On the weekend we learned that while price growth picked up across the country’s 70 major cities in February after four months of gradual deceleration, some major cities experienced slowing or no price growth month on month.
China’s National Bureau of Statistics (NBS) issued figures showing new home prices rose 0.3% in February from January, up from the 0.2% rise in the first month of the year.
But the pace of new home price growth slowed a touch to an annual rate of 11.8% in February (which would make Sydney proud), compared with January’s 12.2% jump, according to the NBS.
Major cities, Shenzhen, Shanghai and Beijing saw prices rise an annual 13.5%, 21.1% and 22.1%. Though large, all were slower than January’s annual growth rates.
On a monthly basis, Shenzhen prices fell 0.6%, Shanghai prices rose 0.2%, and prices in Beijing were flat.
According to the National Bureau of Statistics (NBS), of the 70 cities surveyed, 12 of them saw a month-on-month price drop, with new residential housing prices in two cities remaining flat in February.
But more than half the 70 cities saw month on month gains.
The NBS said that in month on month prices occurred in 56 of the 70 cities surveyed – 37 cities month-on-month price increased less than 0.5% for newly-built homes in February, but a further 19 cities saw home price gains higher than 0.5% last month.
In January, of 70 large and medium-sized cities surveyed, 45 saw prices for new residential housing climb month on month in January, down from 46 in December and 55 in November, according to the National Bureau of Statistics.
On Friday, Beijing’s municipal government announced new steps to rein in its booming housing market, raising the down payment requirement for second home purchases in the city to at least 60% from 50%.
Chinese media saw second home sales surged more than 50% in the first two weeks of March, prompting the crackdown.

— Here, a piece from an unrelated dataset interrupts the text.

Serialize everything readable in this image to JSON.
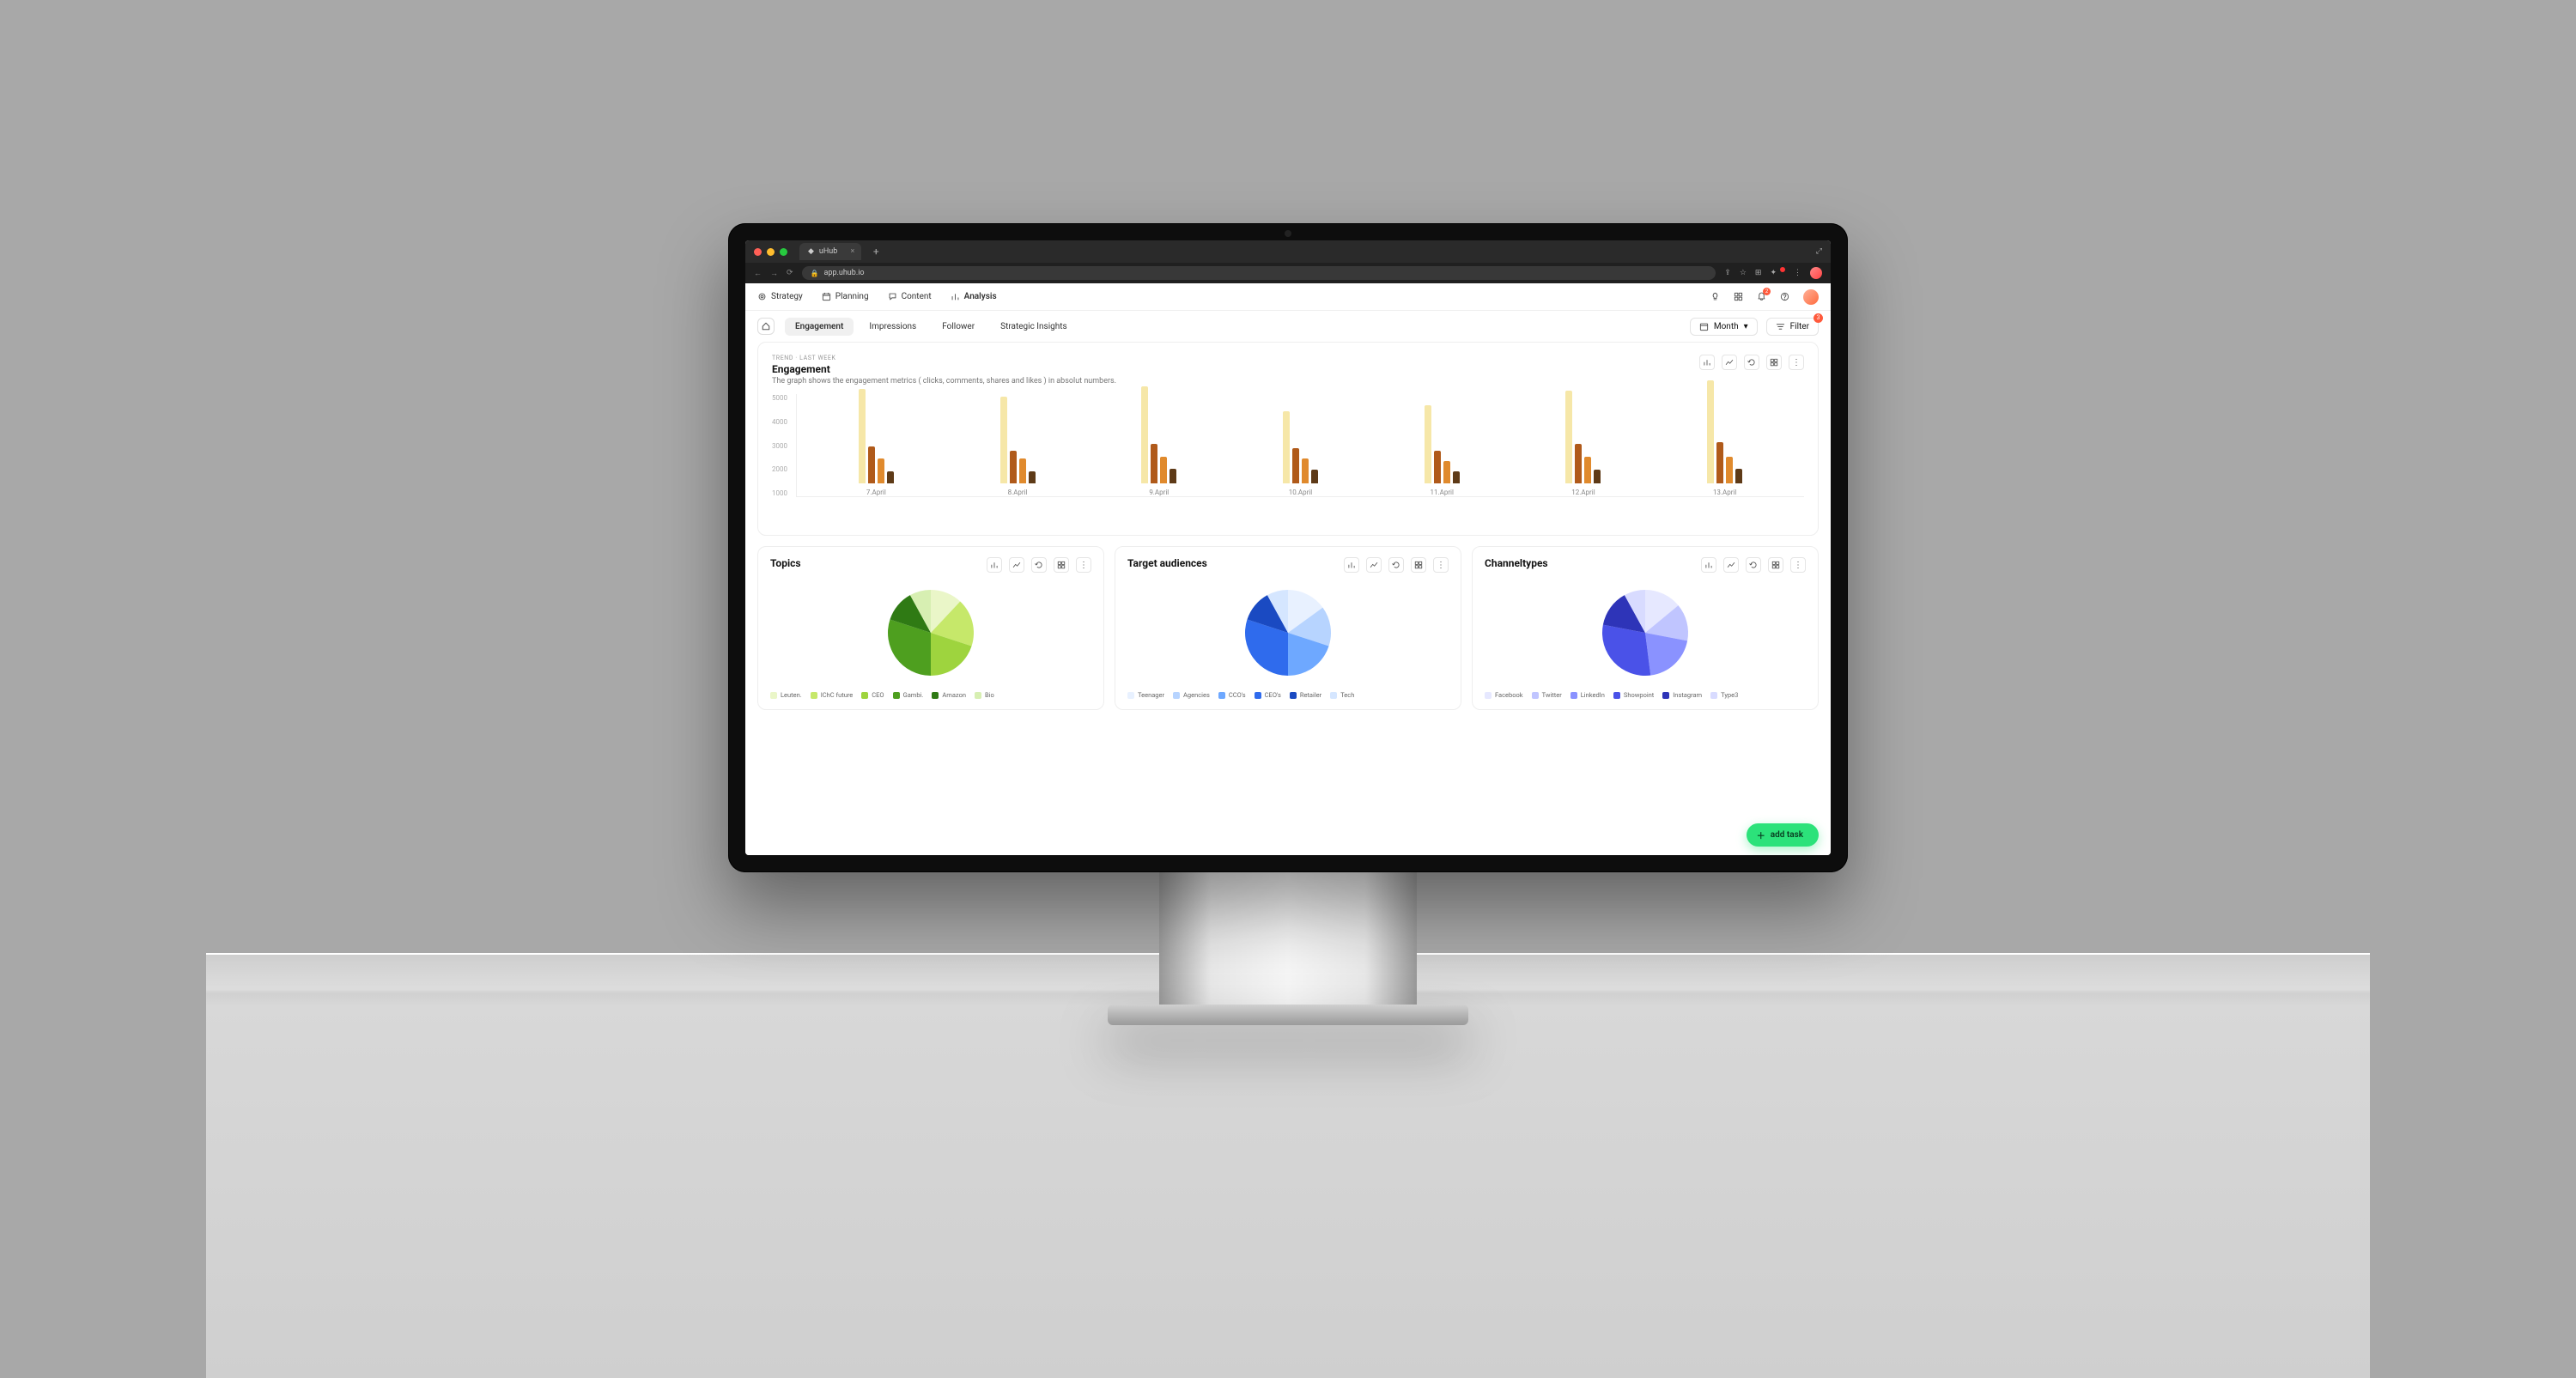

Other Chinese cities have revealed plans to try and cool hot housing markets in their area, or tighten existing policy.
Cities such as Hangzhou and Nanjing were among the latest major cities to tighten home purchase rules, especially for second and more dwellings.
China’s authorities say they will keep the property market stable and attack speculation this year.
After the annual parliament closed on Wednesday, the government added a pledge to contain fast-rising home prices to its work report (a list of things ’to do’ this year,) as the property market resists measures to control price gains.
The banking regulator and central bank have reportedly told banks to curtail mortgage lending and this emerged in figures published on March 9 showing household loans, mostly mortgages, accounted for 25.7% new loans in February, down from 37% in January and 50% in 2016.
China’s central bank raised its short-term money market interest rates for the third time this year on Thursday – after the US Federal Reserve raised its rates – a move analysts say will make mortgages less attractive for Chinese banks as costs rise.